**To do**. Wherever a line holds the word "Malvinas", copy that line from the data.

***** Data for this task *****

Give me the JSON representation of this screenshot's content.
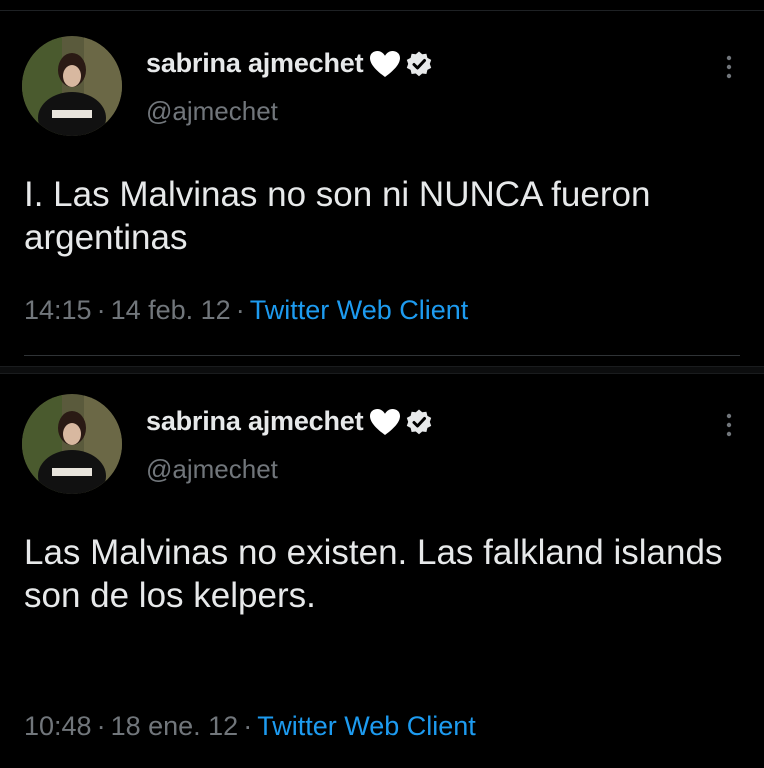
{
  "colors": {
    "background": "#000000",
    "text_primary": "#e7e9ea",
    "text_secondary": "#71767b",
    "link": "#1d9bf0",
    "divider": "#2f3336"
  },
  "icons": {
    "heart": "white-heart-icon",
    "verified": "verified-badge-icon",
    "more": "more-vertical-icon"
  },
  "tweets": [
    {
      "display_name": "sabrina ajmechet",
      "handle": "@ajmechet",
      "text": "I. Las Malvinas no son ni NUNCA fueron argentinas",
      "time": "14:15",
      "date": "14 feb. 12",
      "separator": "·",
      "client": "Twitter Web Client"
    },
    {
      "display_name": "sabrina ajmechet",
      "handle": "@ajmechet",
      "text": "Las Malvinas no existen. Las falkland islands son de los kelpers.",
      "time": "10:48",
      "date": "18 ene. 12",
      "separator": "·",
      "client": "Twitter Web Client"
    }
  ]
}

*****
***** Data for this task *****

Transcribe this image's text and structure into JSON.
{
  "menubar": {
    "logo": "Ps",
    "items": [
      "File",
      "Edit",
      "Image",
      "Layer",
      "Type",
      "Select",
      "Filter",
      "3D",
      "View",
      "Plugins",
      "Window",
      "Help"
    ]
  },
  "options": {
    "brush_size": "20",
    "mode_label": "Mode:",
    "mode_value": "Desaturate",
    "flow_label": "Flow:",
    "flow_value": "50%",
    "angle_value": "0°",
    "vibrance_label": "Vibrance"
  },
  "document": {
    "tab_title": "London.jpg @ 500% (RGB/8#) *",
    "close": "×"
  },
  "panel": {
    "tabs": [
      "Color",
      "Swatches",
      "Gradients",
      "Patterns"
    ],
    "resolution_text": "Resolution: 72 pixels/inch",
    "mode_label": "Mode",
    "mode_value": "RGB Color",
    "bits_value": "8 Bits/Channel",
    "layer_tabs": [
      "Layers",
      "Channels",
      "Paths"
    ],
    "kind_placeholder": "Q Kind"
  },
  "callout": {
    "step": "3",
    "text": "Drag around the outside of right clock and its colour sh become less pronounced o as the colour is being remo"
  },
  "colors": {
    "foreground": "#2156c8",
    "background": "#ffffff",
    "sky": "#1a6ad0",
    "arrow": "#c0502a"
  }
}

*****

**Result for this exercise**.
      "text": "I. Las Malvinas no son ni NUNCA fueron argentinas",
      "text": "Las Malvinas no existen. Las falkland islands son de los kelpers.",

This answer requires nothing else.